Copy all the lines below without altering anything.

** Provided entries follows **

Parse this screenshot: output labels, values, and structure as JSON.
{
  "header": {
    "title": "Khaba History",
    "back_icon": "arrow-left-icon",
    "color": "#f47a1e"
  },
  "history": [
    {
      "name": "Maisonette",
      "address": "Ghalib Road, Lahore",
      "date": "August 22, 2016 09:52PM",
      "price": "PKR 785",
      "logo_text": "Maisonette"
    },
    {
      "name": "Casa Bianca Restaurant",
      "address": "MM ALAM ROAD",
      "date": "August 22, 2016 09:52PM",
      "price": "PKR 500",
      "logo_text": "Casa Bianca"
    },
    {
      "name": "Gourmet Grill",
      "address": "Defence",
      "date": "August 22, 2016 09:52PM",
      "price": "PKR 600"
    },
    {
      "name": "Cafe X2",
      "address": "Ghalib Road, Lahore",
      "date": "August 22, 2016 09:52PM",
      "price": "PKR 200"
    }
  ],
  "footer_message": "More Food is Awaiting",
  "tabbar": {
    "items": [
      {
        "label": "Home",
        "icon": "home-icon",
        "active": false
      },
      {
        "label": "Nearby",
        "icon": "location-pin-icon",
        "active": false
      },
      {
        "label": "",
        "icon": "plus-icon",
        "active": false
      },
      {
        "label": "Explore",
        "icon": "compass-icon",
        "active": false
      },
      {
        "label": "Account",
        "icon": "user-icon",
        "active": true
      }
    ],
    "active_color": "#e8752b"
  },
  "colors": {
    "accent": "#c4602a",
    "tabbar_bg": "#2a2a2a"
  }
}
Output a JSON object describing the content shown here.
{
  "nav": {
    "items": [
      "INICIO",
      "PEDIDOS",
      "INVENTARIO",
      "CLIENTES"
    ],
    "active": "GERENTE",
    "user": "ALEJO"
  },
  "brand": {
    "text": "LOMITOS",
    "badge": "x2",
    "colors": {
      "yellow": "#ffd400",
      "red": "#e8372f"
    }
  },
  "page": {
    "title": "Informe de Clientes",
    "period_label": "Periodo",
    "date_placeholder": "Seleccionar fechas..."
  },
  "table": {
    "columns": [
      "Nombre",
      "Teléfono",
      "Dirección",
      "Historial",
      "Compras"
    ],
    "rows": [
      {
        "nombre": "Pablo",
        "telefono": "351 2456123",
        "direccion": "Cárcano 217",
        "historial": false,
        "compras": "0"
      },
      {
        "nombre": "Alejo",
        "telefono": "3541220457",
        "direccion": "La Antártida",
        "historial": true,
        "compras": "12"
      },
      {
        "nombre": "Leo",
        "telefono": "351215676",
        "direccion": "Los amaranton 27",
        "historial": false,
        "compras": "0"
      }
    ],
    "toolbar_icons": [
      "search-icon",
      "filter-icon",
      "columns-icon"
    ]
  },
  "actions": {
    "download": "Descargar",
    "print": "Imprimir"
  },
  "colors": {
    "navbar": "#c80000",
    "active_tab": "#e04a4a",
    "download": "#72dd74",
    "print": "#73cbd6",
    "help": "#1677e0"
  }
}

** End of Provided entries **

> Result of this exercise
Parse this screenshot: output labels, values, and structure as JSON.
{
  "header": {
    "title": "Khaba History",
    "back_icon": "arrow-left-icon",
    "color": "#f47a1e"
  },
  "history": [
    {
      "name": "Maisonette",
      "address": "Ghalib Road, Lahore",
      "date": "August 22, 2016 09:52PM",
      "price": "PKR 785",
      "logo_text": "Maisonette"
    },
    {
      "name": "Casa Bianca Restaurant",
      "address": "MM ALAM ROAD",
      "date": "August 22, 2016 09:52PM",
      "price": "PKR 500",
      "logo_text": "Casa Bianca"
    },
    {
      "name": "Gourmet Grill",
      "address": "Defence",
      "date": "August 22, 2016 09:52PM",
      "price": "PKR 600"
    },
    {
      "name": "Cafe X2",
      "address": "Ghalib Road, Lahore",
      "date": "August 22, 2016 09:52PM",
      "price": "PKR 200"
    }
  ],
  "footer_message": "More Food is Awaiting",
  "tabbar": {
    "items": [
      {
        "label": "Home",
        "icon": "home-icon",
        "active": false
      },
      {
        "label": "Nearby",
        "icon": "location-pin-icon",
        "active": false
      },
      {
        "label": "",
        "icon": "plus-icon",
        "active": false
      },
      {
        "label": "Explore",
        "icon": "compass-icon",
        "active": false
      },
      {
        "label": "Account",
        "icon": "user-icon",
        "active": true
      }
    ],
    "active_color": "#e8752b"
  },
  "colors": {
    "accent": "#c4602a",
    "tabbar_bg": "#2a2a2a"
  }
}
Output a JSON object describing the content shown here.
{
  "nav": {
    "items": [
      "INICIO",
      "PEDIDOS",
      "INVENTARIO",
      "CLIENTES"
    ],
    "active": "GERENTE",
    "user": "ALEJO"
  },
  "brand": {
    "text": "LOMITOS",
    "badge": "x2",
    "colors": {
      "yellow": "#ffd400",
      "red": "#e8372f"
    }
  },
  "page": {
    "title": "Informe de Clientes",
    "period_label": "Periodo",
    "date_placeholder": "Seleccionar fechas..."
  },
  "table": {
    "columns": [
      "Nombre",
      "Teléfono",
      "Dirección",
      "Historial",
      "Compras"
    ],
    "rows": [
      {
        "nombre": "Pablo",
        "telefono": "351 2456123",
        "direccion": "Cárcano 217",
        "historial": false,
        "compras": "0"
      },
      {
        "nombre": "Alejo",
        "telefono": "3541220457",
        "direccion": "La Antártida",
        "historial": true,
        "compras": "12"
      },
      {
        "nombre": "Leo",
        "telefono": "351215676",
        "direccion": "Los amaranton 27",
        "historial": false,
        "compras": "0"
      }
    ],
    "toolbar_icons": [
      "search-icon",
      "filter-icon",
      "columns-icon"
    ]
  },
  "actions": {
    "download": "Descargar",
    "print": "Imprimir"
  },
  "colors": {
    "navbar": "#c80000",
    "active_tab": "#e04a4a",
    "download": "#72dd74",
    "print": "#73cbd6",
    "help": "#1677e0"
  }
}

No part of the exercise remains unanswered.